Start of Records provided
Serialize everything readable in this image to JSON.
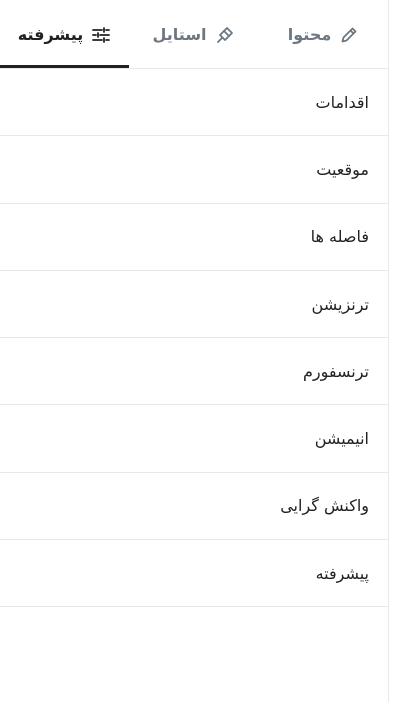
{
  "tabs": {
    "content": {
      "label": "محتوا",
      "icon": "pencil-icon"
    },
    "style": {
      "label": "استایل",
      "icon": "brush-icon"
    },
    "advanced": {
      "label": "پیشرفته",
      "icon": "sliders-icon",
      "active": true
    }
  },
  "sections": [
    {
      "label": "اقدامات"
    },
    {
      "label": "موقعیت"
    },
    {
      "label": "فاصله ها"
    },
    {
      "label": "ترنزیشن"
    },
    {
      "label": "ترنسفورم"
    },
    {
      "label": "انیمیشن"
    },
    {
      "label": "واکنش گرایی"
    },
    {
      "label": "پیشرفته"
    }
  ]
}
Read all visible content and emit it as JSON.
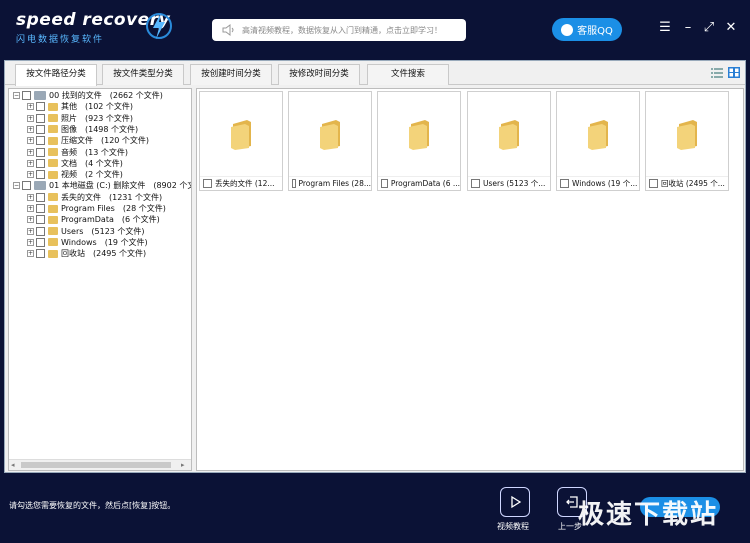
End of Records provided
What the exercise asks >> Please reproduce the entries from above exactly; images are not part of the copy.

Output for this exercise >>
Serialize everything readable in this image to JSON.
{
  "tabs": {
    "content": {
      "label": "محتوا",
      "icon": "pencil-icon"
    },
    "style": {
      "label": "استایل",
      "icon": "brush-icon"
    },
    "advanced": {
      "label": "پیشرفته",
      "icon": "sliders-icon",
      "active": true
    }
  },
  "sections": [
    {
      "label": "اقدامات"
    },
    {
      "label": "موقعیت"
    },
    {
      "label": "فاصله ها"
    },
    {
      "label": "ترنزیشن"
    },
    {
      "label": "ترنسفورم"
    },
    {
      "label": "انیمیشن"
    },
    {
      "label": "واکنش گرایی"
    },
    {
      "label": "پیشرفته"
    }
  ]
}
Read all visible content and emit it as JSON.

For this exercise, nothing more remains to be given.